### Problem details
Should a line below contain the word "other", report it.

++++++++++

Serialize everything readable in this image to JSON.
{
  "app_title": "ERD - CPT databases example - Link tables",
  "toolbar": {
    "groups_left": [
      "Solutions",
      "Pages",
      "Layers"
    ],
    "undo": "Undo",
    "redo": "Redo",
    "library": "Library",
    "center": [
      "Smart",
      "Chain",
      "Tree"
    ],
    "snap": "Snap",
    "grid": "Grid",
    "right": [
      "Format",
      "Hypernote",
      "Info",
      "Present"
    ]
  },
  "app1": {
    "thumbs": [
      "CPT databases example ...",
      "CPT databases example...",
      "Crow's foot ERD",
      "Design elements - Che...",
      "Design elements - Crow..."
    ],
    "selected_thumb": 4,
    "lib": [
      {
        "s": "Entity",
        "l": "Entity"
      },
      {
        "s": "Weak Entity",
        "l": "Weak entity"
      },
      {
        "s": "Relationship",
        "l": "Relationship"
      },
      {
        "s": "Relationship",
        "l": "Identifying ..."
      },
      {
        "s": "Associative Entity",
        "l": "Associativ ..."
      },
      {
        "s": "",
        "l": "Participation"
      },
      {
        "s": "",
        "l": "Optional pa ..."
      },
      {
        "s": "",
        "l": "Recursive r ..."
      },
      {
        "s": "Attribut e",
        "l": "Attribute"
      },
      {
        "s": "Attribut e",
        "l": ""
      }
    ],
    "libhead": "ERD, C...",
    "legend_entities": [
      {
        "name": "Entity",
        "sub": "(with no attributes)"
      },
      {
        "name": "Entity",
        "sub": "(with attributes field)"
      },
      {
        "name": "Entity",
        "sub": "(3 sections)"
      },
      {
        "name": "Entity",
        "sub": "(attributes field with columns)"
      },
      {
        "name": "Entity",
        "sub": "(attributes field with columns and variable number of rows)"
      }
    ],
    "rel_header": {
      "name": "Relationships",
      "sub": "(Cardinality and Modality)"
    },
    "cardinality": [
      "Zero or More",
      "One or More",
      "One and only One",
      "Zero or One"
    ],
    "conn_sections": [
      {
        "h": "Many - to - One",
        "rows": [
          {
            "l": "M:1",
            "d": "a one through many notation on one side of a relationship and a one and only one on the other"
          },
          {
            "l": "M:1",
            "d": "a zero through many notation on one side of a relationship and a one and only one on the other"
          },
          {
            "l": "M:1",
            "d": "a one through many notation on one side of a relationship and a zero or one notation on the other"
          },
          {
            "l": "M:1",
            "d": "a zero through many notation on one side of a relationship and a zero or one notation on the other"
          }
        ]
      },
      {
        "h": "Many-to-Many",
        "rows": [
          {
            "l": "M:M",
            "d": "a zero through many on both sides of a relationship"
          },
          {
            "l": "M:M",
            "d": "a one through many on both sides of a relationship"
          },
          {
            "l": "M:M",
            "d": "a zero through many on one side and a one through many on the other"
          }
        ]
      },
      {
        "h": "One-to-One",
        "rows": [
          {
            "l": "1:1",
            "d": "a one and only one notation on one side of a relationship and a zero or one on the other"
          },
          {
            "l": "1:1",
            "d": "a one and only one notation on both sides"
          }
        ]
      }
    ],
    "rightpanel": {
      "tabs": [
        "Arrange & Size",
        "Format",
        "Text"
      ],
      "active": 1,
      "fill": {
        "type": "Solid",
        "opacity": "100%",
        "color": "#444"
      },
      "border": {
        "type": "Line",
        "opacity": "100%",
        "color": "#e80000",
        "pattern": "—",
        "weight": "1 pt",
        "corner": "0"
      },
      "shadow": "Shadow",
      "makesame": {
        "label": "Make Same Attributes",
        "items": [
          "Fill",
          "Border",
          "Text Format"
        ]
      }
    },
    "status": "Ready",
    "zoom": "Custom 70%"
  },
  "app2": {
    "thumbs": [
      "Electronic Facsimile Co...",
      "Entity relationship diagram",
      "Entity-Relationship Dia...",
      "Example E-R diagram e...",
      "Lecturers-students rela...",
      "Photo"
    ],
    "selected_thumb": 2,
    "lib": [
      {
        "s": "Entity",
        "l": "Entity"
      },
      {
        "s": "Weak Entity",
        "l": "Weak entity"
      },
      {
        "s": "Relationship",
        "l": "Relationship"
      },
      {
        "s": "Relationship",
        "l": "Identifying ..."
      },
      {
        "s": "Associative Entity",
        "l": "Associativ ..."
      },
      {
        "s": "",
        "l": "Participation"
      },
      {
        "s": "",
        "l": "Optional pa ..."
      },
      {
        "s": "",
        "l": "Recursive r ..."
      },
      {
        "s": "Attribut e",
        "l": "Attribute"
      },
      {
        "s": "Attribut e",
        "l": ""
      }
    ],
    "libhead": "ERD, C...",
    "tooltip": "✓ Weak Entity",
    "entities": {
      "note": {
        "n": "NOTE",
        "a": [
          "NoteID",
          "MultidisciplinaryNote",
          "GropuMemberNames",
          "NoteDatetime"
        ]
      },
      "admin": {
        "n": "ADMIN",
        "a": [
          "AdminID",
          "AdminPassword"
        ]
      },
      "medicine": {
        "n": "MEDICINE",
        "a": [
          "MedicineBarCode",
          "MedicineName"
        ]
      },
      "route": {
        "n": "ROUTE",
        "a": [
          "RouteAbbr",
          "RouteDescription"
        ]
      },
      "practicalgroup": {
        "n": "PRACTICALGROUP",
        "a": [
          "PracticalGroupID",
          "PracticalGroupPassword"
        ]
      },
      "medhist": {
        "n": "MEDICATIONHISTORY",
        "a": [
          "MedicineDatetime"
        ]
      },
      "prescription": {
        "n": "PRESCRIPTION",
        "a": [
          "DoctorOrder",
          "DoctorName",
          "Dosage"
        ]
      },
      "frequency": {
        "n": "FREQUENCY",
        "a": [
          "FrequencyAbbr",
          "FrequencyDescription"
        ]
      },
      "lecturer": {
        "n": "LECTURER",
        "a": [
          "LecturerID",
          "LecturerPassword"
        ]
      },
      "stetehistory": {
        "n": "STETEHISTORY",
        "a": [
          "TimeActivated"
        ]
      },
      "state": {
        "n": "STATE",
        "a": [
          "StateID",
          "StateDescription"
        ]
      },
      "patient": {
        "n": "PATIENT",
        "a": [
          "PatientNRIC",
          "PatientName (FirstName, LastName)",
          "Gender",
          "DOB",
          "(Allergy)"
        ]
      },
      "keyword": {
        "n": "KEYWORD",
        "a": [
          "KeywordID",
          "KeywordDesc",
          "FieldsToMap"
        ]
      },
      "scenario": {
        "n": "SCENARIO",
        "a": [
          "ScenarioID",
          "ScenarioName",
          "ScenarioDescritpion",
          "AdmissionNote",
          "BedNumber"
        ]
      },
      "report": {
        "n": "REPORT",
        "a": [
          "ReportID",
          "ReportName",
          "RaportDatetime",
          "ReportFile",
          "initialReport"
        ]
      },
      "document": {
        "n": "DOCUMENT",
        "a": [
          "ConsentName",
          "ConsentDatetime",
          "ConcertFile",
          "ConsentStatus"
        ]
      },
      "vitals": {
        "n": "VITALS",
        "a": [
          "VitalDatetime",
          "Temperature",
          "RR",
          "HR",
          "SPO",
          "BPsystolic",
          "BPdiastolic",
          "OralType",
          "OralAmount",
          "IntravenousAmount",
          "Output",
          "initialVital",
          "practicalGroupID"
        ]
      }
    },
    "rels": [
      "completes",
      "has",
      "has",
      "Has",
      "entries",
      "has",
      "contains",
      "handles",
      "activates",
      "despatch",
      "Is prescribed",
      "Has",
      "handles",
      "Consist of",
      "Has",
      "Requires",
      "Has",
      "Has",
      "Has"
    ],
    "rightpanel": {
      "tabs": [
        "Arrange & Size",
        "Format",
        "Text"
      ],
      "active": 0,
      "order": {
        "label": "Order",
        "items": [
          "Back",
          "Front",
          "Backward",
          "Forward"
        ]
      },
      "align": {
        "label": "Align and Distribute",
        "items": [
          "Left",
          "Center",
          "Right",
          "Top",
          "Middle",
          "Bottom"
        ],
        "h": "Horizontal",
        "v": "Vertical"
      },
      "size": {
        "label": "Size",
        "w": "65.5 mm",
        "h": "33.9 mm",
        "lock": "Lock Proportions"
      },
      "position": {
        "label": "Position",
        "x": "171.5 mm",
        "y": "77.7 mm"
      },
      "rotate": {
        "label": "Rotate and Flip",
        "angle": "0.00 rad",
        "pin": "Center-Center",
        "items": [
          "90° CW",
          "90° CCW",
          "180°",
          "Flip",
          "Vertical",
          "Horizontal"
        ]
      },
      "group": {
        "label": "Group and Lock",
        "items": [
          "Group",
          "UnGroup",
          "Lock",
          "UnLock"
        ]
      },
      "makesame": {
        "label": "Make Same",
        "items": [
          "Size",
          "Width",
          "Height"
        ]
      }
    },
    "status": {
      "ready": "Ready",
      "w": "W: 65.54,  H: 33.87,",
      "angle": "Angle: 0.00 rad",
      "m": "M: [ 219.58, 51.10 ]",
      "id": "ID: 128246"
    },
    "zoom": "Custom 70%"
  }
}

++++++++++

### Task response
            "d": "a one through many notation on one side of a relationship and a one and only one on the other"
            "d": "a zero through many notation on one side of a relationship and a one and only one on the other"
            "d": "a one through many notation on one side of a relationship and a zero or one notation on the other"
            "d": "a zero through many notation on one side of a relationship and a zero or one notation on the other"
            "d": "a zero through many on one side and a one through many on the other"
            "d": "a one and only one notation on one side of a relationship and a zero or one on the other"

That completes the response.